**About this exercise**: Pick out each line in these entries that contains the string "icon".

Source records
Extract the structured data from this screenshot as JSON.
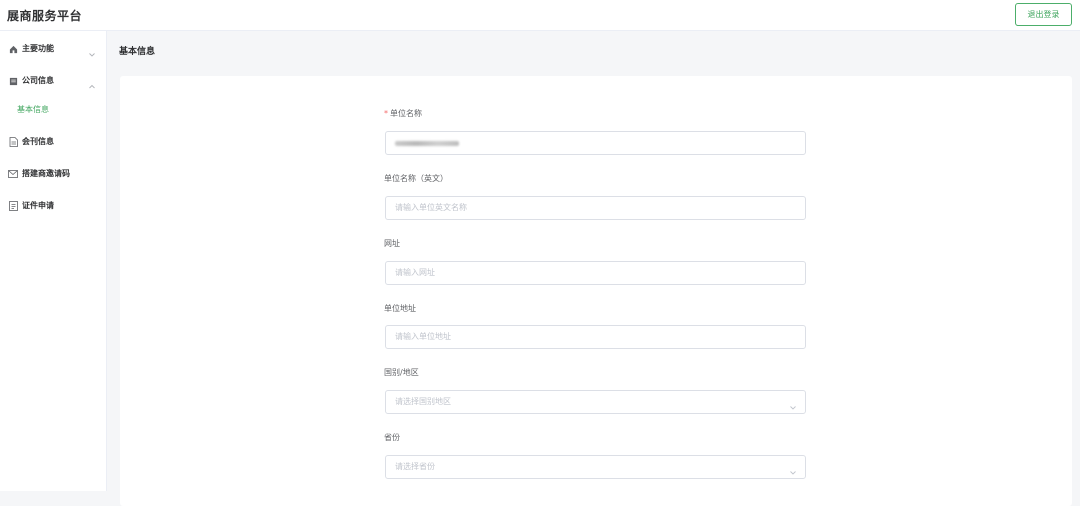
{
  "header": {
    "app_title": "展商服务平台",
    "logout_label": "退出登录"
  },
  "sidebar": {
    "items": [
      {
        "label": "主要功能",
        "icon": "home-icon",
        "expanded": false
      },
      {
        "label": "公司信息",
        "icon": "building-icon",
        "expanded": true,
        "children": [
          {
            "label": "基本信息",
            "active": true
          }
        ]
      },
      {
        "label": "会刊信息",
        "icon": "document-icon"
      },
      {
        "label": "搭建商邀请码",
        "icon": "mail-icon"
      },
      {
        "label": "证件申请",
        "icon": "file-icon"
      }
    ]
  },
  "main": {
    "page_title": "基本信息",
    "form": {
      "fields": [
        {
          "label": "单位名称",
          "required": true,
          "value": "",
          "placeholder": ""
        },
        {
          "label": "单位名称（英文）",
          "required": false,
          "placeholder": "请输入单位英文名称"
        },
        {
          "label": "网址",
          "required": false,
          "placeholder": "请输入网址"
        },
        {
          "label": "单位地址",
          "required": false,
          "placeholder": "请输入单位地址"
        },
        {
          "label": "国别/地区",
          "required": false,
          "placeholder": "请选择国别地区",
          "type": "select"
        },
        {
          "label": "省份",
          "required": false,
          "placeholder": "请选择省份",
          "type": "select"
        }
      ]
    }
  },
  "colors": {
    "accent": "#3fa55e",
    "required": "#f56c6c",
    "border": "#dcdfe6",
    "background": "#f5f6f8"
  }
}
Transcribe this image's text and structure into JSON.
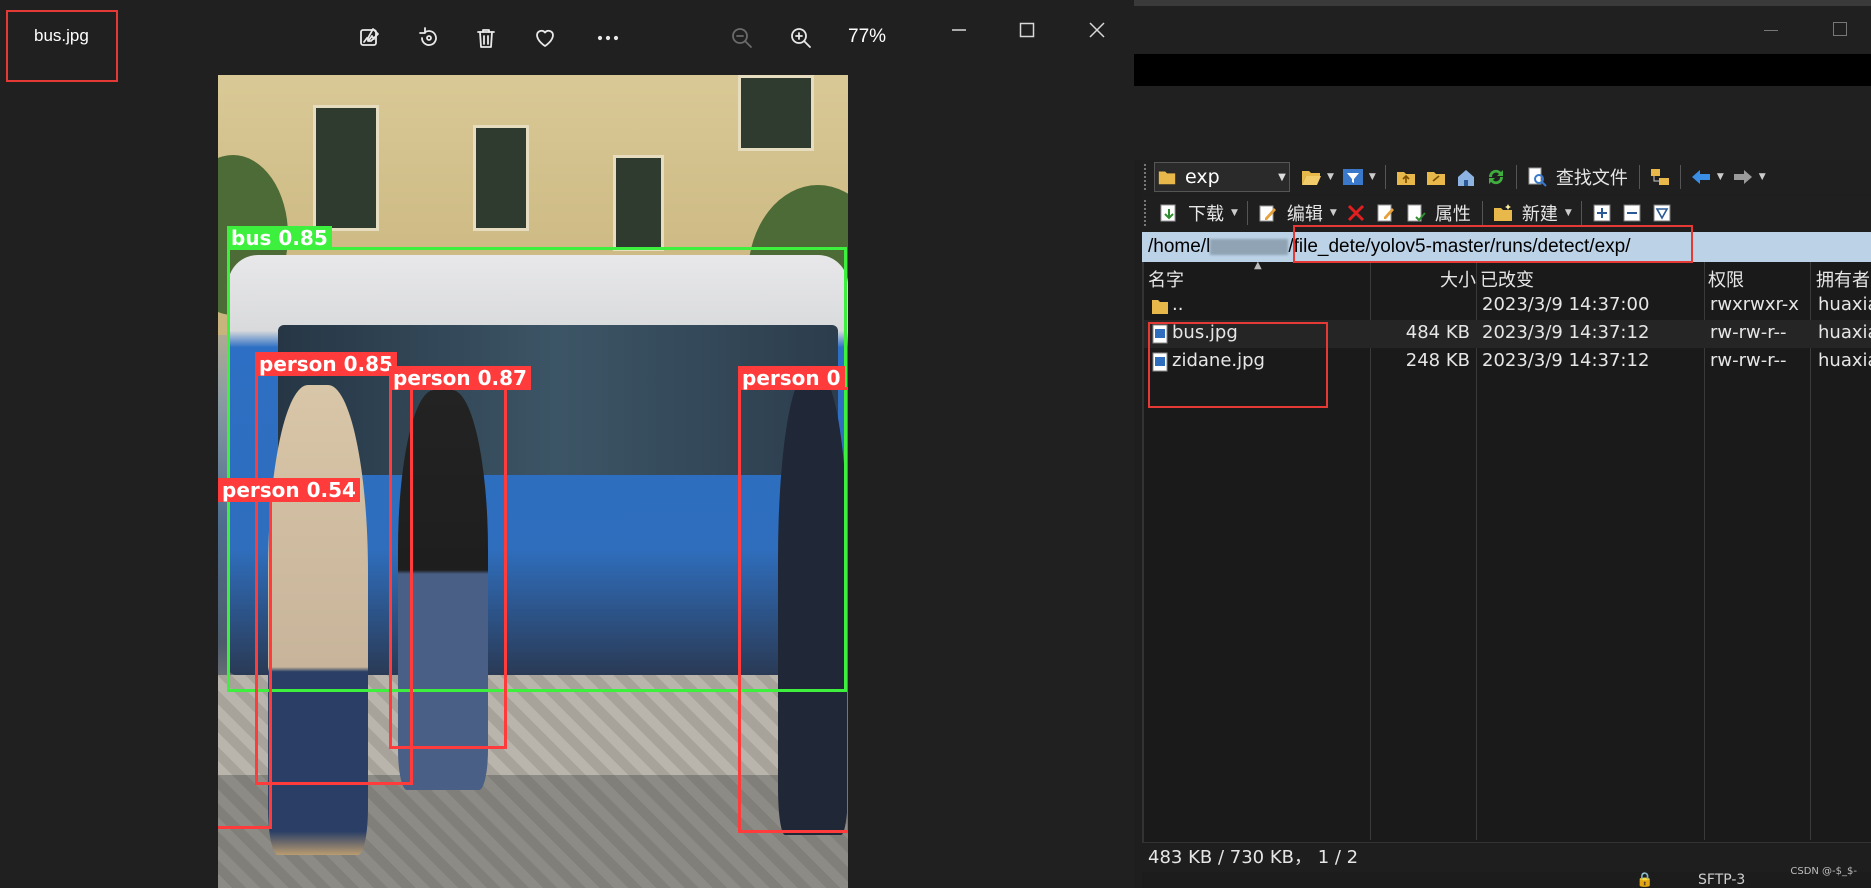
{
  "viewer": {
    "filename": "bus.jpg",
    "zoom": "77%",
    "toolbar": [
      "edit-image",
      "rotate",
      "delete",
      "favorite",
      "more",
      "zoom-out",
      "zoom-in"
    ],
    "detections": [
      {
        "label": "bus 0.85",
        "class": "bus"
      },
      {
        "label": "person 0.85",
        "class": "person"
      },
      {
        "label": "person 0.87",
        "class": "person"
      },
      {
        "label": "person 0",
        "class": "person"
      },
      {
        "label": "person 0.54",
        "class": "person"
      }
    ]
  },
  "fm": {
    "combo": "exp",
    "toolbar1": {
      "find_files": "查找文件"
    },
    "toolbar2": {
      "download": "下载",
      "edit": "编辑",
      "properties": "属性",
      "new": "新建"
    },
    "path": {
      "prefix": "/home/l",
      "suffix": "/file_dete/yolov5-master/runs/detect/exp/"
    },
    "columns": [
      "名字",
      "大小",
      "已改变",
      "权限",
      "拥有者"
    ],
    "rows": [
      {
        "name": "..",
        "size": "",
        "modified": "2023/3/9 14:37:00",
        "perm": "rwxrwxr-x",
        "owner": "huaxia"
      },
      {
        "name": "bus.jpg",
        "size": "484 KB",
        "modified": "2023/3/9 14:37:12",
        "perm": "rw-rw-r--",
        "owner": "huaxia"
      },
      {
        "name": "zidane.jpg",
        "size": "248 KB",
        "modified": "2023/3/9 14:37:12",
        "perm": "rw-rw-r--",
        "owner": "huaxia"
      }
    ],
    "status": "483 KB / 730 KB，  1 / 2",
    "status2": "SFTP-3",
    "watermark": "CSDN @-$_$-"
  },
  "colors": {
    "highlight": "#e53935",
    "bus_box": "#3df03d",
    "person_box": "#ff3b3b",
    "path_bg": "#bcd2e6"
  }
}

**Expected answer**:
        "icon": "home-icon",
        "icon": "building-icon",
        "icon": "document-icon"
        "icon": "mail-icon"
        "icon": "file-icon"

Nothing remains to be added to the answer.